Changing Assessments for Online Classes
A few weeks ago, teaching introductory biology online to my 300+ students was not even a remote consideration. Now it’s reality. My first thought was that it couldn’t be done, but that wasn’t an option. How can I deliver a highly planned, interactive lecture course online and provide the different assessments I regularly use? For example, I use clicker-based case studies and quizzes daily as central parts of my teaching. Inquiry-driven labs are integrated with the lecture to reinforce concepts and give students opportunities to explore topics. How do I take that online?
While we can’t fully recreate the dynamic learning environment of a classroom or lab online, we can thoughtfully and purposefully pull together the resources we have available to provide the fundamental core of the learning experience. One challenge many of us face as we take this journey onto a new learning landscape is how to realistically assess student learning outcomes.
The first step is to reevaluate our student learning outcomes and identify the essential elements of what students should know or be able to do upon completing our classes in the new format. Once I identified my class’s elements, I focused my efforts on those core items. There are definitely side topics and activities we include in the classroom for fun; other topics are complex and cannot be rapidly transformed into an online assignment. Accept that and put them on the shelf until another time. It might be hard to give up a favorite exercise we love, but it’s important to understand what students need now and what we can deliver quickly. Focus attention on what can and must be covered for your students to continue their education.
The second step is determining how students can demonstrate knowledge or skills and the acceptable level of proficiency under remote learning conditions. Outcomes should go beyond to “know” or “understand” and instead be a definite action that can be done with specific resources, such as “describe the pattern of behavior by birds as shown in a figure” or maybe “calculate a statistic and interpret the results from a data set.” A quick review of Bloom’s taxonomy and associated action verbs can be a way to catalyze this pedagogical reaction.

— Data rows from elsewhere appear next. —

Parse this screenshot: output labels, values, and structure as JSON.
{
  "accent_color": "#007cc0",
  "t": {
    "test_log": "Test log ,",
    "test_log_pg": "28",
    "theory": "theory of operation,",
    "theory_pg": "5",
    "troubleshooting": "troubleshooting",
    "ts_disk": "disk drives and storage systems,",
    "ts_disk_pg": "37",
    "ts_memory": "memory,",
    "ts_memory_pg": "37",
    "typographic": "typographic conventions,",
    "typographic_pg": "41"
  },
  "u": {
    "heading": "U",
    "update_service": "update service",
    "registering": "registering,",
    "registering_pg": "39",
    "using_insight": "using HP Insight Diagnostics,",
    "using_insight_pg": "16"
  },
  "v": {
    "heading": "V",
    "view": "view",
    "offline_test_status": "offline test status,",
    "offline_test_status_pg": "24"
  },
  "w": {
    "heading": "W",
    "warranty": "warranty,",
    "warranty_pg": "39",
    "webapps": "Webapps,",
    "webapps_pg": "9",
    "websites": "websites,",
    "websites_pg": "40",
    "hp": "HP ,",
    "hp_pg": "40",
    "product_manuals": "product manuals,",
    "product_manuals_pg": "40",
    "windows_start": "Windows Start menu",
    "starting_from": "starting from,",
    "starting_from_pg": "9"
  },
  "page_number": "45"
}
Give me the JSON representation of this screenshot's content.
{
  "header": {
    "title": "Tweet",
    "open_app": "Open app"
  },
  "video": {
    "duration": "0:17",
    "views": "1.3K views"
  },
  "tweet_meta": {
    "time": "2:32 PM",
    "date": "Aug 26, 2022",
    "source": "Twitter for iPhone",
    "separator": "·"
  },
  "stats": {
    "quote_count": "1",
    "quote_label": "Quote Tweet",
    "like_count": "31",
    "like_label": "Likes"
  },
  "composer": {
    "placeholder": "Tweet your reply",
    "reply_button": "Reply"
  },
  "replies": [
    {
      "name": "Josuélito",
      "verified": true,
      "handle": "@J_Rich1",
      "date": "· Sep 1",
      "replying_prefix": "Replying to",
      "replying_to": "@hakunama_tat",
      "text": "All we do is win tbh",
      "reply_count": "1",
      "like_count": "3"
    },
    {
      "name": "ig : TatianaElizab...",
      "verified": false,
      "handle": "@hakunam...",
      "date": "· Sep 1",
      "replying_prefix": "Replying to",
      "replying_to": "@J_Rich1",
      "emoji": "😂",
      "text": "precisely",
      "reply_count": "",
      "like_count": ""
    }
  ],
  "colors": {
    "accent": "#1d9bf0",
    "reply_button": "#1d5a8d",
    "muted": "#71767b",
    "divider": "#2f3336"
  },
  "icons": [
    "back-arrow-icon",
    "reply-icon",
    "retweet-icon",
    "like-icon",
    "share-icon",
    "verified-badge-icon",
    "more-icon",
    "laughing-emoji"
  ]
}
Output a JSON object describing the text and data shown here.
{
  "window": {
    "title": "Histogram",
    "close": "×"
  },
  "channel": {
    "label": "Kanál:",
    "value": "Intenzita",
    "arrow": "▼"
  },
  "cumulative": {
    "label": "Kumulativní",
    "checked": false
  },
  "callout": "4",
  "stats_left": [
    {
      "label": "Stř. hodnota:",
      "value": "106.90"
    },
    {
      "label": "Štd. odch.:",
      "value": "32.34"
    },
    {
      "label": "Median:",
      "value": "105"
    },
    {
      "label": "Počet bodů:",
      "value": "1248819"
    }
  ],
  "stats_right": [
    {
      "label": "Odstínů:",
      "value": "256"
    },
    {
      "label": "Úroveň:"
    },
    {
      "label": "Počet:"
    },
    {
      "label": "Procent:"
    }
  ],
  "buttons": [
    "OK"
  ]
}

Many of my colleagues are concerned about tests, which will basically be “open book” when delivered online. That should be our cue to rethink the kinds of questions we are asking. Instead of a multiple-choice exam based on memory and recall, provide a figure or table such as a BioInteractive Data Point, and ask a series of True-False questions that require students to interpret the data. This multiple True-False format can effectively explore whether the data can be interpreted a particular way, if the results support a given conclusion, or how the results relate to a particular hypothesis (Couch et al. 2018). In other words, if the old style of questions won’t work, then we need to develop better questions.
The third step is to explore alternative ways to engage students for assessment. Where a quiz may have been used before, a short writing assignment may need to be used instead. If you are now unable to ask questions during class, explore use of online activities and case studies on BioInteractive. Interactive Click & Learn modules on viruses and epidemics could not be more timely. Complete video case studies on fungicides and bees, searching for mutated genes, and elephant communication are also ready to assign; each case study comes with questions that appear at automatic pause points and allows students to save their answers. You can design your own question sets for use with any video or use one of the existing video resources on sites such as Edpuzzle or TED-Ed.
There are a number of excellent resources available on BioInteractive that we can all implement immediately or modify easily for our students. Although you may not be able to grade or score them in the same way you normally would, remember an important part of the learning journey is the journey itself and that giving students meaningful learning experiences is the goal and not the points we assign. None of us should feel like we need to perfectly recreate our course online and reinvent the wheel in the process. There are a lot of resources readily available; we just need to be confident in our skills as teachers to choose and use them as we continue to teach our students.
Couch, Brian A., Joanna K. Hubbard, and Chad E. Brassil. “Multiple–True–False Questions Reveal the Limits of the Multiple–Choice Format for Detecting Students with Incomplete Understandings.” BioScience 68, 6 (2018): 455–463. https://doi.org/10.1093/biosci/biy037.
Phil Gibson is a professor at the University of Oklahoma, where he enjoys teaching his students that learning a little botany never hurt anyone and is probably good for them in the long run. When he’s not thinking about new case studies, he enjoys walking his dog, listening to music, growing irises, and cooking outrageously large breakfasts on the weekends.
In this Educator Voices video, Alexandra Fairfield explains how she incorporated the BioInteractive Winogradsky Column resources into her courses to have her students learn about microbial life and work collaboratively.
Amy Fassler explains how she uses BioInteractive's Stopping Mosquito-Borne Disease Click & Learn to introduce the topic of emerging infectious disease in her AP® Environmental Science course.